The Snow Report
As a kid, Kye Petersen, 22, used to head up into to the mountains around his Whistler, British Columbia, home to get away from things. His father, the acclaimed ski mountaineer Trevor Petersen, died in 1996 when an avalanche swept him down the Glacier Rond’s Exit couloir in Chamonix, France. Kye was six.
That’s how he learned to ski, Petersen says—taking it up into the hills, following older kids around, and just throwing down. These days, he’s perhaps the best skier of his generation—combining big-mountain bravado with terrain-park creativity. His skiing is bold, powerful, and fluid, and has caught the eye of everyone from Eric Pehota, his father’s former ski partner, to Seth Morrison.
In 2005, a 15-year-old Petersen made his first pilgrimage to Chamonix. With Glen Plake as his mentor, Petersen skied the Exit couloir, where his father had perished. His eyes were opened to Chamonix, ski-mountaineering, and some realizations about his father’s death—which was documented in the film The Edge of Never. Since then, he’s earned his place among the pantheon of big-mountain skiers. In 2009, he won the Red Bull Cold Rush, a proving ground for big-mountain athletes, edging out veterans JP Auclair and Sage Cattabriga-Alosa. He was 19. Last January, he won the Freeride World Tour competition in Revelstoke. He pretty much showed up at the last minute, then crushed his competition by hucking two 360s and a double drop in the semi-final round, then topping that off in the finals by throwing another 360 and stomping a massive cliff.
In the Sherpas’ 2011 film, All.I.Can, Petersen had one of the main segments, in which he popped a natural rodeo seven on a steep face in B.C. I was at Mica Heliskiing Lodge while the Sherpas were shooting this segment. When the crew—JP Auclair, Callum Pettit, Rory Bushfield, Dave Mossop and Eric Crossland—returned to the lodge that day, they were reeling with stoke, eyes lit up. Petersen was on another stratosphere.
At the moment, Petersen’s been getting ready for the season, lapping up early snow around his Whistler, B.C., home, and working on his segment in the new Sherpas Cinema film, Into the Mind, to be released in fall 2013. Here he talks about his dream ski trip, what it means to be “chamified,” and a recent mission to Bolivia.
You were in Bolivia this summer—what was that all about?
I was there in September with the Sherpas Cinema crew and Callum Pettit, Johnny Collinson, and Kris Erickson. We skied a couple of peaks, mainly Huayna Potosi, a 6,000-meter peak outside of La Paz. It was cool.

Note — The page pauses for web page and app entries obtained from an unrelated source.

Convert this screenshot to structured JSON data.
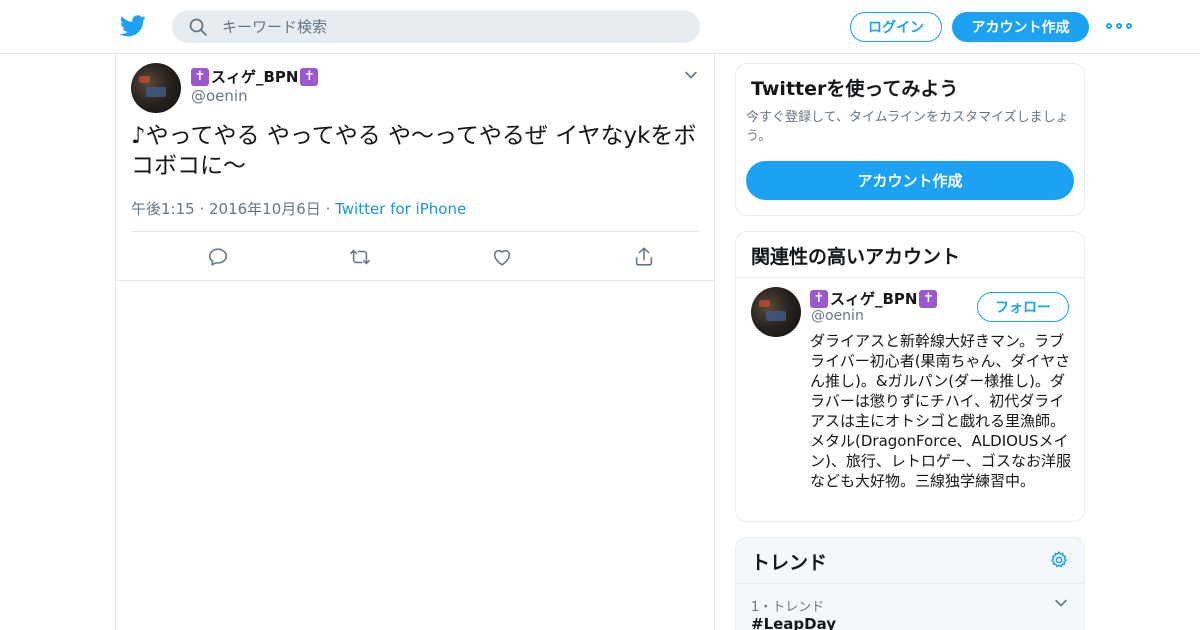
{
  "header": {
    "search_placeholder": "キーワード検索",
    "login_label": "ログイン",
    "signup_label": "アカウント作成"
  },
  "tweet": {
    "name": "スィゲ_BPN",
    "cross_glyph": "✝",
    "handle": "@oenin",
    "text": "♪やってやる やってやる や〜ってやるぜ イヤなykをボコボコに〜",
    "time": "午後1:15 · 2016年10月6日",
    "sep": " · ",
    "source": "Twitter for iPhone"
  },
  "signup_card": {
    "title": "Twitterを使ってみよう",
    "description": "今すぐ登録して、タイムラインをカスタマイズしましょう。",
    "button_label": "アカウント作成"
  },
  "related_card": {
    "title": "関連性の高いアカウント",
    "name": "スィゲ_BPN",
    "handle": "@oenin",
    "follow_label": "フォロー",
    "bio": "ダライアスと新幹線大好きマン。ラブライバー初心者(果南ちゃん、ダイヤさん推し)。&ガルパン(ダー様推し)。ダラバーは懲りずにチハイ、初代ダライアスは主にオトシゴと戯れる里漁師。メタル(DragonForce、ALDIOUSメイン)、旅行、レトロゲー、ゴスなお洋服なども大好物。三線独学練習中。"
  },
  "trends_card": {
    "title": "トレンド",
    "item_meta": "1・トレンド",
    "item_tag": "#LeapDay"
  },
  "colors": {
    "accent": "#1da1f2",
    "link": "#1b95e0",
    "muted": "#657786",
    "border": "#e1e8ed"
  }
}
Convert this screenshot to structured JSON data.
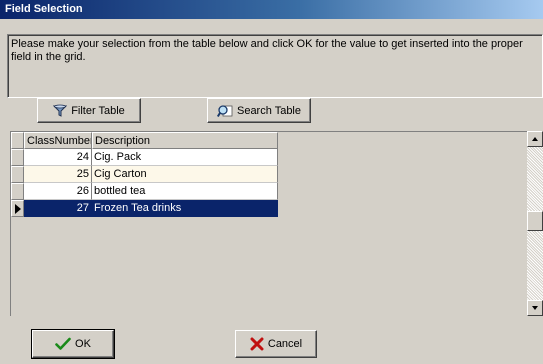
{
  "window": {
    "title": "Field Selection"
  },
  "instructions": "Please make your selection from the table below and click OK for the value to get inserted into the proper field in the grid.",
  "toolbar": {
    "filter_label": "Filter Table",
    "filter_icon": "funnel-icon",
    "search_label": "Search Table",
    "search_icon": "magnifier-icon"
  },
  "table": {
    "columns": [
      "ClassNumber",
      "Description"
    ],
    "rows": [
      {
        "class_number": "24",
        "description": "Cig. Pack"
      },
      {
        "class_number": "25",
        "description": "Cig Carton"
      },
      {
        "class_number": "26",
        "description": "bottled tea"
      },
      {
        "class_number": "27",
        "description": "Frozen Tea drinks"
      }
    ],
    "selected_index": 3,
    "selection_color": "#0a246a"
  },
  "buttons": {
    "ok_label": "OK",
    "ok_icon": "checkmark-icon",
    "cancel_label": "Cancel",
    "cancel_icon": "x-icon"
  }
}
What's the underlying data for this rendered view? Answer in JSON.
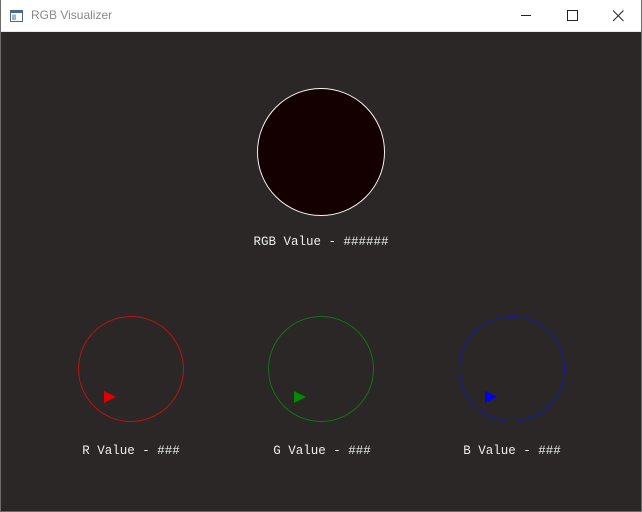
{
  "window": {
    "title": "RGB Visualizer",
    "icon": "app-window-icon",
    "controls": {
      "minimize_icon": "minimize-icon",
      "maximize_icon": "maximize-icon",
      "close_icon": "close-icon"
    }
  },
  "preview": {
    "color": "#140000",
    "label": "RGB Value - ######"
  },
  "dials": [
    {
      "channel": "R",
      "label": "R Value - ###",
      "color": "#b81414",
      "pointer_color": "#e00000"
    },
    {
      "channel": "G",
      "label": "G Value - ###",
      "color": "#137313",
      "pointer_color": "#008a00"
    },
    {
      "channel": "B",
      "label": "B Value - ###",
      "color": "#1a1aa6",
      "pointer_color": "#0000f0"
    }
  ],
  "colors": {
    "background": "#2a2726",
    "text": "#eeeeee",
    "preview_border": "#f4f4f4"
  }
}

Totally different. We hit it later in the season, so we missed snow and had to ski some icy conditions. We definitely rushed into it quick. It was all about getting through it and learning about altitude. We learned from our headaches and we ended up making it.
How would you describe your skiing style?
Playful. When I look at a slope, I just try to have as much fun as I can.
Where is your favorite place to ski?
Whistler or around British Columbia’s Coast Range.